What remains of the Calamités in 2021? A dozen recordings, already reissued twenty years ago (on the label Last Call, affiliated to its parent label New Rose), ten or so TV appearances floating around on video hubs, a thorough fansite (Calamiteux, or “calamitous”, disconnected since) as well as a bunch of pieces written by amateur historians and critics, all desperately retelling the same biography over and over, like one would a good old story: that of the sweetest of girl-bands, heralding… What exactly? Who knows, in the end? Les Calamités remain a geographic, temporal and mental oddball: they didn’t claim or expect anything from anyone, and, above all, they were having fun, shattering the glass-ceilings that could have stopped them with their clairvoyant and totally assumed amateurism. The Calamités profoundly touched the ones with whom they would cross paths and apparently effortlessly so, thanks to their natural talent for writing a handful of good songs turned classics. And that is a rare gift.

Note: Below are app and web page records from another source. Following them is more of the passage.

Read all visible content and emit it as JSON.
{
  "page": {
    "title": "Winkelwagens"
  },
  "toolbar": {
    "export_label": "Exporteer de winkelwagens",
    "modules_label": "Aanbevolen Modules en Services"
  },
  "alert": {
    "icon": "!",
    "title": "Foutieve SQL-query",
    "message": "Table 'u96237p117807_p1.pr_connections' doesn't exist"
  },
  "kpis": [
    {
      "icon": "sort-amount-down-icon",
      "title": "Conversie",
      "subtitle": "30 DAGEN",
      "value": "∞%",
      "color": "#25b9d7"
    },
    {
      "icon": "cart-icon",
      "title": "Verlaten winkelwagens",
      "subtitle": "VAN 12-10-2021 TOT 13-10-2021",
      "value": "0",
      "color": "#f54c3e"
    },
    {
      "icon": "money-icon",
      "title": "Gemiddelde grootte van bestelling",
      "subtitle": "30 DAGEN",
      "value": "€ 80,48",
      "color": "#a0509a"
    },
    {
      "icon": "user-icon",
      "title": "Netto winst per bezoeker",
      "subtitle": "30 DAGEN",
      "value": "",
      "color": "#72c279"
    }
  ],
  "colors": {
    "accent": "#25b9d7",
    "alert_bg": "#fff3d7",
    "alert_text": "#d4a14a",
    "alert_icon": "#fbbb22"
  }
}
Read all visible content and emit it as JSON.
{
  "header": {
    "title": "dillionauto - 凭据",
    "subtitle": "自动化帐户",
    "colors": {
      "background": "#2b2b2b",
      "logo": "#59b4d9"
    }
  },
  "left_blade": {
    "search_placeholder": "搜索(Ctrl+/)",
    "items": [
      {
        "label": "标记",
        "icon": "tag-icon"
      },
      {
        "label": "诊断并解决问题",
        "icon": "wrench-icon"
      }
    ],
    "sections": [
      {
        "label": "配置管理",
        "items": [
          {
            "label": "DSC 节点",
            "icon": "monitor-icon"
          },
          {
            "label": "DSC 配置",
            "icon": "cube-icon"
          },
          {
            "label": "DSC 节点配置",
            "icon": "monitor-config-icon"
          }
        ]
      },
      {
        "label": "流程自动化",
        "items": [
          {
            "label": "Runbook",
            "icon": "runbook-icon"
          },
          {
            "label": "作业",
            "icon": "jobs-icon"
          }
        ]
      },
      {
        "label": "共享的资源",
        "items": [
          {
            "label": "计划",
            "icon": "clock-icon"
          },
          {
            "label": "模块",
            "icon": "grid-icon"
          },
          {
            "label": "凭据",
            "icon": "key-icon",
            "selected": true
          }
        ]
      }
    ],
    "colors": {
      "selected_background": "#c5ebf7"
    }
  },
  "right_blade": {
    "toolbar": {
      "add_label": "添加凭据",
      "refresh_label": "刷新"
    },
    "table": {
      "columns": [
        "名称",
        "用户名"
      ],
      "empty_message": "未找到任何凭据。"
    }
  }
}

“I perfectly remember the day I first heard the catchy single Toutes les nuits on Europe 1, in Maneval’s show. I rushed to my tape deck to record an excerpt, which I listened to over and over again, until I finally got the album À bride abattue, released on New Rose. That album was everything I liked: brilliant compositions, pushy and skilfully arranged; refined, mischievous lyrics, a lo-fi spectorian sound like in the sixties, with heavenly voices and lots of harmonies. The cover depicts a girl band of students sporting pencil skirts, ponytails and pumps, dropping their tracks like they don’t care. There’s Odile and Isabelle on the guitar, Caroline on the bass and Mike on the drums. The result is a series of unstoppable hits: Toutes les nuits, Malhabile, Le supermarché, Nicolas, the moving Behind Your Sunglasses, but also some perfect covers: Teach Me How To Shimmy, With A Boy Like You, The Kids Are Alright, You Can’t Sit Down. All gems. This carefree, charming, innocent album lightened up my early eighties. And I still listen to it.”